It is a view imbued with appetite and curiosity, passed on by my predecessor, Catherine Dan, but which must be refined further. I want to recognise an energy, a generation of men and women who write. There is a huge opportunity when new codes are invented like in Cameroon or Guinea. It’s very interesting to remove the question of reference and approach each artist in what they want to see about a theatre today. Contemporary decoded writing is extraordinary inventiveness: each author can obey writing codes or not but also find their own language. We want to guide this search for a universe and reciprocity in exchanging text. La Chartreuse has also initiated a Résidences Parcours (Path Residency) programme to supervise an author who will stay for several months in order to manage the various networks.

The French language remains a very beautiful enduring language.

In an environment where the French language seems more and more weakened, what is your opinion on current uses and its development? 

I think that today we are in a reinterpretation of literature and the French language, in particular through important subjects in society. I think that it remains a very beautiful enduring language. I often have the impression that defending or protecting does not lead us to reveal weaknesses even if they must be recognised. We have to be vigilant and pay attention to the museography, in rejecting what develops and transforms. La Chartreuse carries out the work for this transformation without however breaking with it. Should we therefore defend the French language or say that our work is to guide artists? It is certainly a language that causes affect but we must always remind ourselves that it took on the responsibility of being respected and loved.

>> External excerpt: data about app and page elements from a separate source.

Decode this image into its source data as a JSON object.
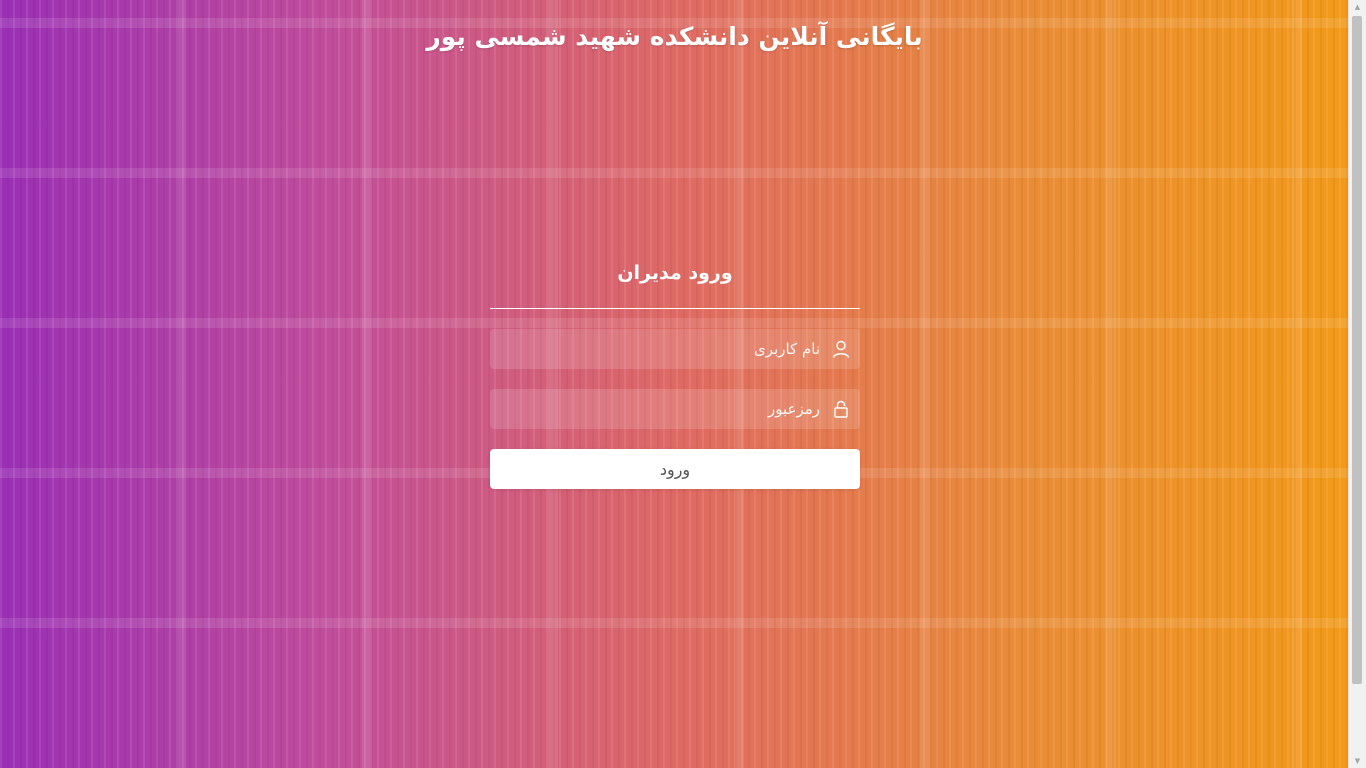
{
  "header": {
    "title": "بایگانی آنلاین دانشکده شهید شمسی پور"
  },
  "login": {
    "heading": "ورود مدیران",
    "username": {
      "placeholder": "نام کاربری",
      "value": "",
      "icon": "user-icon"
    },
    "password": {
      "placeholder": "رمزعبور",
      "value": "",
      "icon": "lock-icon"
    },
    "submit_label": "ورود"
  },
  "theme": {
    "gradient_start": "#9b2fb5",
    "gradient_end": "#f39a17",
    "text_color": "#ffffff",
    "button_bg": "#ffffff",
    "button_text": "#555555"
  }
}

Within the scope of residencies in the current context, have you envisaged digital sessions to maintain connections with authors?

When residencies with foreign authors have not been able to take place, we turned to the digital methods currently being used. These days the benefits of a residency at La Chartreuse cannot be replaced by digital tools. For a year we have been asking ourselves what the toxic version of digitisation represents but I’ve accepted the idea that a tool or vehicle should never be refused for reaching as many people as possible. We have therefore embarked on creating a web magazine that will be published every six months from September. It will be based on all of the meetings that will happen in the spring and summer. It will be an editorial reflection with reports and videos. Alongside that, I am looking for another way to permanently share what is written at La Chartreuse.

At a time when culture has been particularly impacted by the health crisis, what possibilities are important to you in the coming months?

We don't know if people will be able to visit La Chartreuse this summer but we are certain that artists and researchers will be able to work. Within this constrained framework, about fifteen residents are here and everything is fine. Today we are drawing up an upbeat programme to listen to texts, create a bivouac of review panels or host the latest winner of the RFI prize. All these people are in the process of questioning the world through writing and, in comparison to other cultural places, we really have the feeling that we are active. It would be wonderful if we could open to visitors, but even just with exclusive access to professionals, we will also take advantage of this place to research, create and exchange. 

The Institut français and la Chartreuse

The Institut français has a three-year partnership with La Chartreuse, in particular to support French-speaking authors. La Chartreuse is one of the reference places set up as part of the French presidential plan for the French language and multilingualism. 

L'institut français, LAB